__INSTRUCTIONS FOR THE TASK__
Scan the records for the string "amounts"; copy each line where it occurs.

═══ RAW DATA ═══

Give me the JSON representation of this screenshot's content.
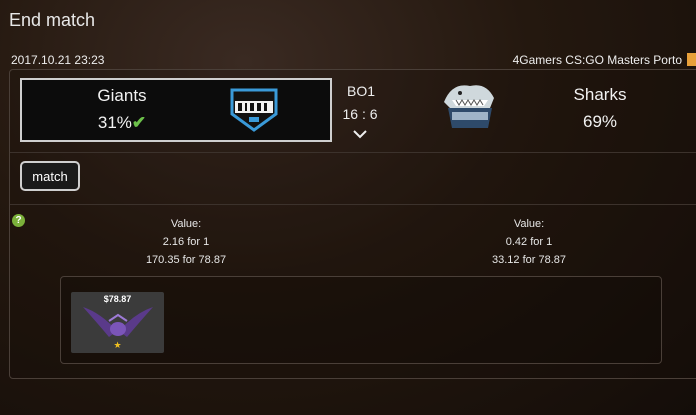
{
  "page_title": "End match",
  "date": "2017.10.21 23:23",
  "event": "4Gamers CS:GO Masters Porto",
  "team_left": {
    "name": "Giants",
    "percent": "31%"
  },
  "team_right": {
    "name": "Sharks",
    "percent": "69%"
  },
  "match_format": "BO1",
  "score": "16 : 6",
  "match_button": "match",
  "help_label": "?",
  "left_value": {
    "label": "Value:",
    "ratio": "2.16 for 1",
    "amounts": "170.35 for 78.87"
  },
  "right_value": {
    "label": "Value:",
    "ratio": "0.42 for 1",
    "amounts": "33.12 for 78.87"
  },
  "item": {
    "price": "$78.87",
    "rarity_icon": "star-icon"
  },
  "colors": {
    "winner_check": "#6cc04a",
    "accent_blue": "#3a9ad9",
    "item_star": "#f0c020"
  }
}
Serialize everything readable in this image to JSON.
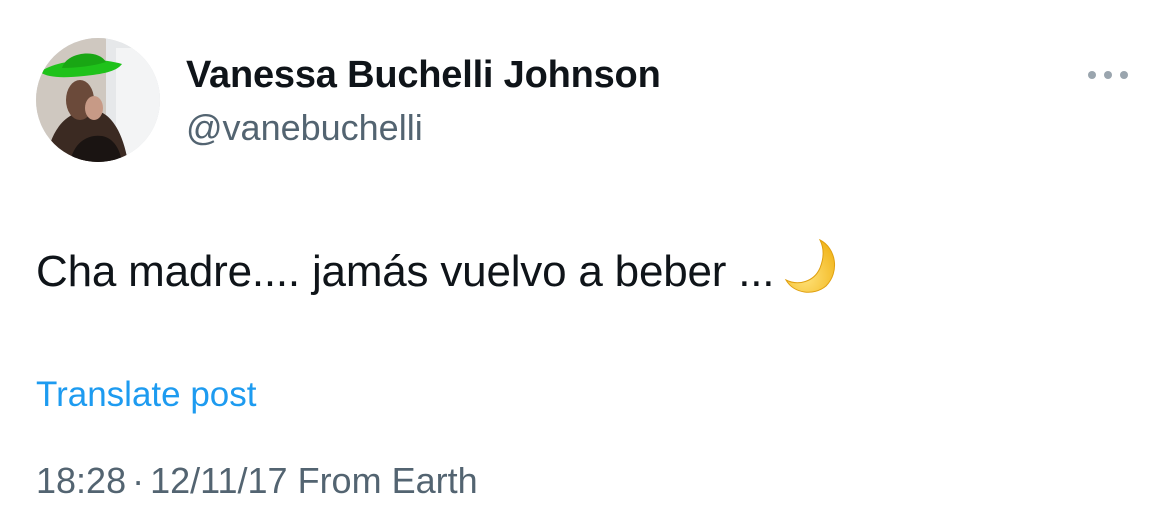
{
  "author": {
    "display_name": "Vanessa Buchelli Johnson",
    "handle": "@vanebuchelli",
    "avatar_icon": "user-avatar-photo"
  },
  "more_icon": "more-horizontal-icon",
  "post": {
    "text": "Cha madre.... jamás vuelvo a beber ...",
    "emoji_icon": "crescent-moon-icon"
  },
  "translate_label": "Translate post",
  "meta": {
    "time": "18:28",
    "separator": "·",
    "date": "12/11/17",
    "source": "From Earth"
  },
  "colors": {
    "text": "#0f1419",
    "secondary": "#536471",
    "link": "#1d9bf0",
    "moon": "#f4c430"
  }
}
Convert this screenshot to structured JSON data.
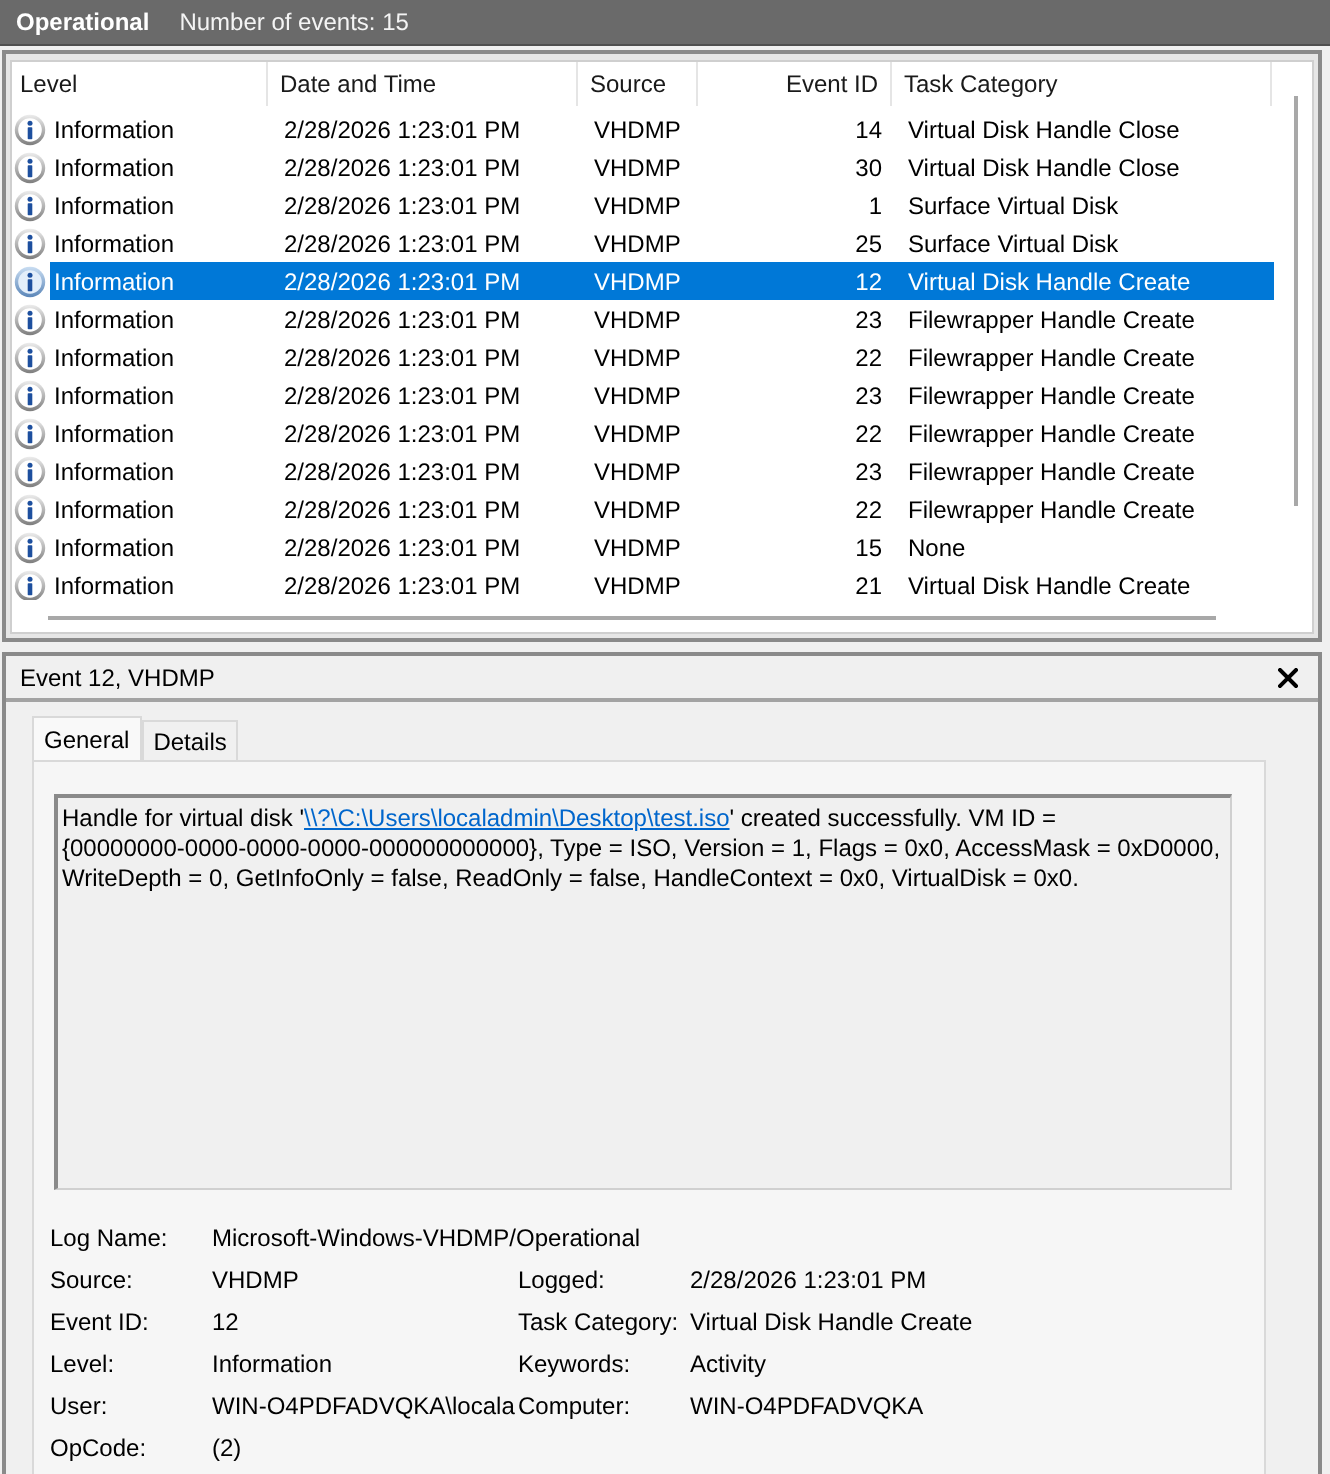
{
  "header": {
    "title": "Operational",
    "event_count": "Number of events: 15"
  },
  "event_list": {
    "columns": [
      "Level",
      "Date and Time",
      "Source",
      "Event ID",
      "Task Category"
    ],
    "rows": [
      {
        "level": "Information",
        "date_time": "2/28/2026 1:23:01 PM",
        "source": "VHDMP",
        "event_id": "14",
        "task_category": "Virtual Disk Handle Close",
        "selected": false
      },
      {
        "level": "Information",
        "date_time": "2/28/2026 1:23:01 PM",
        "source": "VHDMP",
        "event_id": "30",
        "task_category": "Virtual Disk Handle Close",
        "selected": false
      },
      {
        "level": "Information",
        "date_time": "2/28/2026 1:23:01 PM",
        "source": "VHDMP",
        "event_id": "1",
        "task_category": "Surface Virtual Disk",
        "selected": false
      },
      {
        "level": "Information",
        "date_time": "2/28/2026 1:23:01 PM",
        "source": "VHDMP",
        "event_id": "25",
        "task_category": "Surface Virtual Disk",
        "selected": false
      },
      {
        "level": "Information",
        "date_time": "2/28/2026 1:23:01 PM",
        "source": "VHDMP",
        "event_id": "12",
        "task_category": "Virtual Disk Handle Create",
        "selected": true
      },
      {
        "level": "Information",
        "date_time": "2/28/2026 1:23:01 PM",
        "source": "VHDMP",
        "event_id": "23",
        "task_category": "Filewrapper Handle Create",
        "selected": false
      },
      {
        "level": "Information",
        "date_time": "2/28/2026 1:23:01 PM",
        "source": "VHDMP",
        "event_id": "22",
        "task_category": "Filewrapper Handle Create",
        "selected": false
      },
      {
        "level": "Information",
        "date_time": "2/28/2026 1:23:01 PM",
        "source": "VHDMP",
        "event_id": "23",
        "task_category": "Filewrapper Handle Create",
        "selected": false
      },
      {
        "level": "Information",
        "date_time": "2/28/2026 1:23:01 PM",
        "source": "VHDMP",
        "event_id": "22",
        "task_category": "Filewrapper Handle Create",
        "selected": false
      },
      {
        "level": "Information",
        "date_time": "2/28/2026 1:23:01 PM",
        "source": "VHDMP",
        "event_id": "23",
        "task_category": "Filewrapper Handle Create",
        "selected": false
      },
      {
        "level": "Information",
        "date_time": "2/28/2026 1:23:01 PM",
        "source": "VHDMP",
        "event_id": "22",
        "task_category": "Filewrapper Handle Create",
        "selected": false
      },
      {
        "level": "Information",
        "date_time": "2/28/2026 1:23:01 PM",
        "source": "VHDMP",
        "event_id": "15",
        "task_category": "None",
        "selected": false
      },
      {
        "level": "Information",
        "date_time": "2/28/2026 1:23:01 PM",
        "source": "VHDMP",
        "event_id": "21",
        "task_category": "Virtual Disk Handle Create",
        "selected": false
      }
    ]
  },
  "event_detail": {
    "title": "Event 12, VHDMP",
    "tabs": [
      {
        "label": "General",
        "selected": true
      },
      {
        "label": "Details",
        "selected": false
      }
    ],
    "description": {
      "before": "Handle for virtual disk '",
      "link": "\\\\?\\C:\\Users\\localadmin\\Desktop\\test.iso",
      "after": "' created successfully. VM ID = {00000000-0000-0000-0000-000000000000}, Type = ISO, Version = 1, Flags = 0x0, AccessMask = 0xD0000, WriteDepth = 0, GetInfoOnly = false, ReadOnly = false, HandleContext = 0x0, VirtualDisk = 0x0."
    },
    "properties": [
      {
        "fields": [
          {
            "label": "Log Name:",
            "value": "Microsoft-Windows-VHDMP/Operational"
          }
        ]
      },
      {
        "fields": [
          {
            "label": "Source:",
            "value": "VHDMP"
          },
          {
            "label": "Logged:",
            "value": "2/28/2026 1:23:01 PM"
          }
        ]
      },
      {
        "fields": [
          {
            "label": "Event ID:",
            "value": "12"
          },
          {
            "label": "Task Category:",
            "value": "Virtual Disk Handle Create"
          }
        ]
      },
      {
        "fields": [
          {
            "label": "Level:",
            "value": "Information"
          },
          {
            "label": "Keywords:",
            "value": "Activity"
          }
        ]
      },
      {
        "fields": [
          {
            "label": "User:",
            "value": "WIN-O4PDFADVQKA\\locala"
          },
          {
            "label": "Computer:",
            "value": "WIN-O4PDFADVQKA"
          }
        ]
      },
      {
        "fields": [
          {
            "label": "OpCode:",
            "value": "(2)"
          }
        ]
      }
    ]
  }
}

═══
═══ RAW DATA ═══

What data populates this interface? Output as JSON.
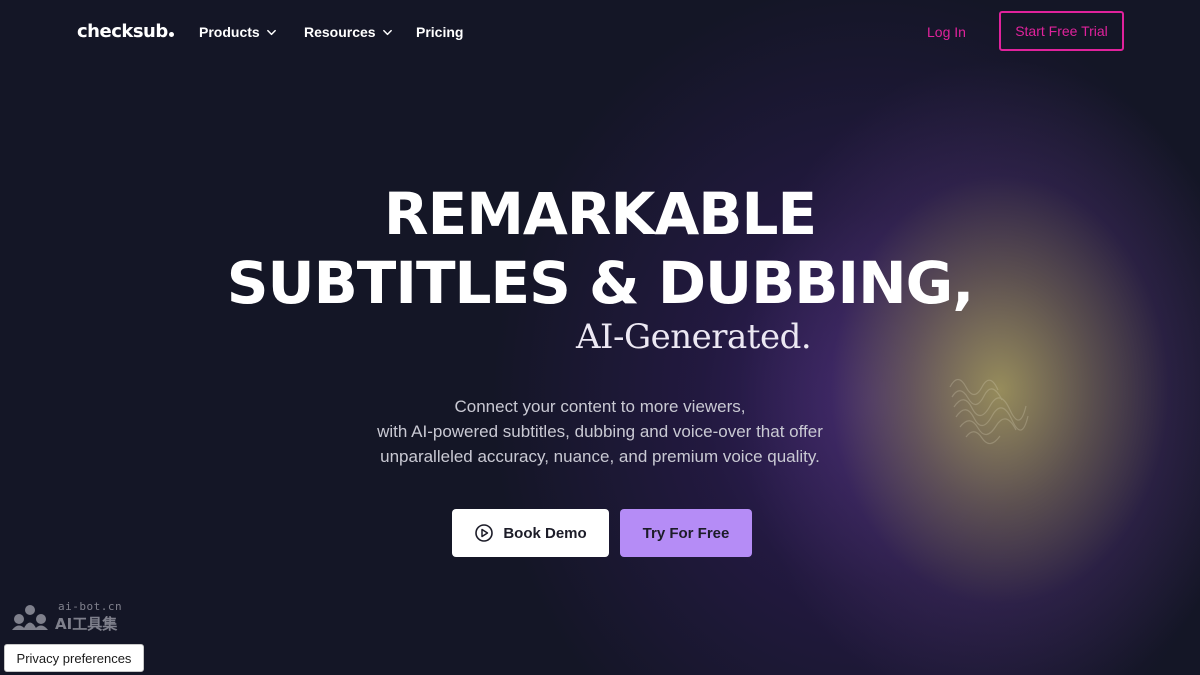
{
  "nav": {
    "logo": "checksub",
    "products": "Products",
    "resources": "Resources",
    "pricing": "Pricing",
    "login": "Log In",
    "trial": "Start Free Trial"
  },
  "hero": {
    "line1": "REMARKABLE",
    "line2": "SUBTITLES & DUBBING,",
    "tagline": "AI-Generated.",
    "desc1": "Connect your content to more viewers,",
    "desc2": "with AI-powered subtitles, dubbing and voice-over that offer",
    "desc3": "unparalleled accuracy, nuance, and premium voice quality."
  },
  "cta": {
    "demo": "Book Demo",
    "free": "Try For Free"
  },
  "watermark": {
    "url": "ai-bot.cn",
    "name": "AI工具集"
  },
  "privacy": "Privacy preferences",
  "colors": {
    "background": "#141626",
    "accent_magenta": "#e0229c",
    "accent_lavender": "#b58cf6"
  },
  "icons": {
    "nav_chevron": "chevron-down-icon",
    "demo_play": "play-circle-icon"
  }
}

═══

__RESPONSE TO THIS EXERCISE__
    "amounts": "170.35 for 78.87"
    "amounts": "33.12 for 78.87"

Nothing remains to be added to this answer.